We hold that the hearing officer’s findings that the manner of transporting multiple employees to the place of business furthered the business interest of the employer and that the means of transportation for the claimant to go to and from the place of employment were under the control of the employer are not supported by the evidence. We reverse the hearing officer’s determination that the claimant sustained a compensable injury on ___________, as being against the great weight and preponderance of the evidence and render a new decision that the claimant did not sustain a compensable injury on ___________.
The hearing officer’s determination that the claimant had disability is premised on the determination that the claimant had sustained a compensable injury. See Section 401.011(16). Because the claimant did not have a compensable injury, the claimant by definition, cannot have disability. Accordingly, we also reverse the hearing officer’s determination that the claimant sustained disability from July 3, 2007, through the date of the CCH and render a new decision that the claimant did not have disability.
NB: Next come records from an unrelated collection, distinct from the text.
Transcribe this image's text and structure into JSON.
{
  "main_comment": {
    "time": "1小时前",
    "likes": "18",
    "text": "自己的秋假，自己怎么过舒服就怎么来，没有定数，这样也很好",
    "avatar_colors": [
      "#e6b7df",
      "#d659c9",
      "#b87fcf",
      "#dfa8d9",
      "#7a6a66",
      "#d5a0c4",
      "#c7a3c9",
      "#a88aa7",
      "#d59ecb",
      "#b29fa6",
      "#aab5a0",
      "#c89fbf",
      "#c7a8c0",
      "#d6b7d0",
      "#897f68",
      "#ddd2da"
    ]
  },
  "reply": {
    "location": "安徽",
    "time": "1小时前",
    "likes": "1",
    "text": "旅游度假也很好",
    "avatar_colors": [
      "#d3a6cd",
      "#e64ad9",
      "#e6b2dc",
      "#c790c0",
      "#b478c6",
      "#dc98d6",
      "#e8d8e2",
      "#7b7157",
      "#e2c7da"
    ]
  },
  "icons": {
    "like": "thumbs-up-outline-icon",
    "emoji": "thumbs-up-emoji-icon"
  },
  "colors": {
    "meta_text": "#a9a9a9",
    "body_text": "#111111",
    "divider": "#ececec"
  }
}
We reverse the hearing officer’s determinations that the claimant sustained a compensable injury on ___________, and had disability from July 3, 2007, to the date of the CCH. We render a new decision that the claimant did not sustain a compensable injury on ___________, and did not have disability from July 3, 2007, to the date of the CCH.
The true corporate name of the insurance carrier is TEXAS MUTUAL INSURANCE COMPANY and the name and address of its registered agent for service of process is
MR. RUSSELL RAY OLIVER, PRESIDENT
6210 EAST HIGHWAY 290
AUSTIN, TEXAS 78723-1098.
Thomas A. Knapp
Veronica L. Ruberto
Margaret L. Turner